_Input records_:
——————

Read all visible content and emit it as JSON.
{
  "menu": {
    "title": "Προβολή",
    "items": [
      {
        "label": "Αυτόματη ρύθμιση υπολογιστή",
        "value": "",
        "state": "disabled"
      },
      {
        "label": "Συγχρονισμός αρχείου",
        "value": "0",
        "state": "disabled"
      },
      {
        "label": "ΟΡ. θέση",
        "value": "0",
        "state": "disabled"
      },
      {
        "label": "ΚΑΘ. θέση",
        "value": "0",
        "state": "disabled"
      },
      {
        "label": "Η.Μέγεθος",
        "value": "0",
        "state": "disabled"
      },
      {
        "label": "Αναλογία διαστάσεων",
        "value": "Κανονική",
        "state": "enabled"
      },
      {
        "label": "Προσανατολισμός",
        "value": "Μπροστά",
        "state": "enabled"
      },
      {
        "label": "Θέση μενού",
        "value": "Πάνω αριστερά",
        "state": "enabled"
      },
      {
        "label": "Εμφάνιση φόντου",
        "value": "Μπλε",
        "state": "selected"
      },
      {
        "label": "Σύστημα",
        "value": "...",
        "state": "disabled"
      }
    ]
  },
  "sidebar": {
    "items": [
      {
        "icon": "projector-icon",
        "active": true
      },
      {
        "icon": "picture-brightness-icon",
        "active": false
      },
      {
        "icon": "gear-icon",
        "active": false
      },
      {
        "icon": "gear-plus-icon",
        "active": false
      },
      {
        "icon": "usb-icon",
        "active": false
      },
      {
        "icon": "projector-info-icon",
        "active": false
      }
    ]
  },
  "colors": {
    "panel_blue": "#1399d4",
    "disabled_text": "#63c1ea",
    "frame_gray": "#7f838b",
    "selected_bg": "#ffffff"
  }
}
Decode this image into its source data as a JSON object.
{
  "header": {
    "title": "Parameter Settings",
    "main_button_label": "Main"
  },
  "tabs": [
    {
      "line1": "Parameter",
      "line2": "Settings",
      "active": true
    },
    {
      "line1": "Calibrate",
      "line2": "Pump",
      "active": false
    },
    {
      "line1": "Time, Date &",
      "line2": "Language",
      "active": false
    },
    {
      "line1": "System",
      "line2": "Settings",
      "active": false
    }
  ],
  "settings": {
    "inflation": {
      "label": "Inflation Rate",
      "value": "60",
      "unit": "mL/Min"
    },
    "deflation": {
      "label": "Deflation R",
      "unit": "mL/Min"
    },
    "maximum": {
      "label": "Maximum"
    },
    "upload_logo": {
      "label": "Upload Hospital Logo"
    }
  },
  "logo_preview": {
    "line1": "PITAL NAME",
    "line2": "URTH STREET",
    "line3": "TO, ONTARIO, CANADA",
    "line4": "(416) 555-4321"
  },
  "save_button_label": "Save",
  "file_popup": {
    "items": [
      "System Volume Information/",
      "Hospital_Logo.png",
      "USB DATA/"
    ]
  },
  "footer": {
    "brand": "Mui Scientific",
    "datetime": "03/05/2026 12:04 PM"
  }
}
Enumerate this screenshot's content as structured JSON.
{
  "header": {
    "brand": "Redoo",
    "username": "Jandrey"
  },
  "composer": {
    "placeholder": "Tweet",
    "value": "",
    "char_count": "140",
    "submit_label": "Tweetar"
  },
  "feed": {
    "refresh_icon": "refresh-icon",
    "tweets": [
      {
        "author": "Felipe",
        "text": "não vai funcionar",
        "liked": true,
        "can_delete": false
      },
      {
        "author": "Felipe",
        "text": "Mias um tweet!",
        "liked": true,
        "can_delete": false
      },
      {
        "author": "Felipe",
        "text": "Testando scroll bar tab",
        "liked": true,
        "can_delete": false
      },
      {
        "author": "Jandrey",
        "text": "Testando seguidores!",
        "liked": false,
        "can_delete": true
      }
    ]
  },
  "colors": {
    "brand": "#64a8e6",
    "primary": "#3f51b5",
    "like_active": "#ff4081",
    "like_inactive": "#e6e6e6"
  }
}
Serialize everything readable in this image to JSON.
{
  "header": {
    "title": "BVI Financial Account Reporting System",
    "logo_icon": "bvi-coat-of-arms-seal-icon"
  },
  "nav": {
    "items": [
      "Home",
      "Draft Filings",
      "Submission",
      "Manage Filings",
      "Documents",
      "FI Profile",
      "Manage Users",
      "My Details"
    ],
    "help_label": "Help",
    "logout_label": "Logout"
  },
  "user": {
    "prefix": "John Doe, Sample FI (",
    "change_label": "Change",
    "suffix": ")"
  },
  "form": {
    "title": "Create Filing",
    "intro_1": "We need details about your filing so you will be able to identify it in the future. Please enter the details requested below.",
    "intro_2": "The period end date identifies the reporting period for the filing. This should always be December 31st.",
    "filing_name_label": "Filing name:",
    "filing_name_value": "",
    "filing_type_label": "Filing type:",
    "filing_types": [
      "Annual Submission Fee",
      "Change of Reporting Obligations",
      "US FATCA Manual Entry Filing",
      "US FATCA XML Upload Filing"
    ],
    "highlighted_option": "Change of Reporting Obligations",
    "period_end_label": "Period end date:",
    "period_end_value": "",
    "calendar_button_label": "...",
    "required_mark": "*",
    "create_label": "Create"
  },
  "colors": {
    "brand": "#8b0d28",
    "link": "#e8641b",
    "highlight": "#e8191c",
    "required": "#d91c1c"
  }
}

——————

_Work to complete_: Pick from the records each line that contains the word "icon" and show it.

_Task answer_:
        "icon": "projector-icon",
        "icon": "picture-brightness-icon",
        "icon": "gear-icon",
        "icon": "gear-plus-icon",
        "icon": "usb-icon",
        "icon": "projector-info-icon",
    "refresh_icon": "refresh-icon",
    "logo_icon": "bvi-coat-of-arms-seal-icon"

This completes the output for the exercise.